It was the beginning of a long friendship.

And it took years before he consented to a picture.

But I was persistent. Whenever I was in Menemsha looking for a picture and I saw him, I walked up and asked him the same question.

“No,” was his easy reply, every time, over and over again.

Then the old man of the sea and I would sit down and he would talk about the waterfront. Instead of getting a picture, I would get a story. Then the conversation would shift to fishing and fishermen and it would usually end with his asking how the newspaper office was at the other end of the Island.

Many times I pulled out my notebook. A few times I didn’t.

“Now, I don’t want to see my name in that story,” he would say.

Word of our waterfront ritual got around.

When Chilmark townspeople were organizing a harbor festival in 1994 commemorating the town’s tricentenniel, I was approached by Bob Flanders’ younger sister Bette Carroll. She was a member of the historical committee and a co-organizer of the celebration.

She asked if I would sing a few songs for the event. “How much would you charge?” she asked me.

“Well, I am not sure,” I replied. “There is something else I’d like.”

“You’d like permission to photograph my brother. I know all about it,” she said.

“Yes,” I replied.

“I’ll work on it,” she said.

And that is how I finally got the old fisherman’s permission to take his picture.

Today that framed photograph hangs in the Chilmark town hall selectmen’s meeting room.

There are other parts to the story. One time I was teaching a class in photography in Menemsha. Bob Flanders was working on his boat at the time. I pointed him out to my students and told them the Flanders story.

I told them that photography is an opportunity to cultivate a relationship with the rest of the world that is bigger and wider than any two-dimensional image.

Nearby, Mr. Flanders overheard what I said. Then unexpectedly, he got out of his boat and sped off in his old red truck. He left us in a cloud of dust.

Minutes later he reappeared and parked his truck in front of the Galley, in full view of my students. Before an audience of aspiring photographers, without getting out of his truck, with his rough hands he handed me a carving he had made of a small coastal bird. Without saying a word, he sped off.

In 1998 author Jane Carpineto wrote a book titled On the Vineyard, a Year in the Life of an Island. She wrote the story I just shared, but to the disappointment of many, she left out Robert’s name.

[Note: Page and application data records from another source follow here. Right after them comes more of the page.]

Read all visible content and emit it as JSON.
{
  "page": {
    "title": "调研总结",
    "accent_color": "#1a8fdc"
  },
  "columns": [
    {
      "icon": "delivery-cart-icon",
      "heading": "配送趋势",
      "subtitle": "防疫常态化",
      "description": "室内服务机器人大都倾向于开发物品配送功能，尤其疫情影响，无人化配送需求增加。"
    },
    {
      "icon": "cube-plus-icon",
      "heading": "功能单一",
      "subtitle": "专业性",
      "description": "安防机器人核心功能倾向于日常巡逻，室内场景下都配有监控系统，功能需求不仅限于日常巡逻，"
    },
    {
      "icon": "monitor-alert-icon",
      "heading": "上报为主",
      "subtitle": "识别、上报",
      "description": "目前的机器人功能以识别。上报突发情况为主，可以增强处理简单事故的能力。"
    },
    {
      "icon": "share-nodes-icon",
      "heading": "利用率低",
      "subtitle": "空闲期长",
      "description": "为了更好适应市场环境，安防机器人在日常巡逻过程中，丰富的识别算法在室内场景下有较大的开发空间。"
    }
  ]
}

Robert Flanders was a wonderful man. His world was along the shore, in the pond and in Menemsha Bight. He was a waterfront sage. If you ever caught his gaze and his time, it was a precious moment.

Thanks to Robert, I learned a few important lessons that are of far greater value than any of my pictures of him.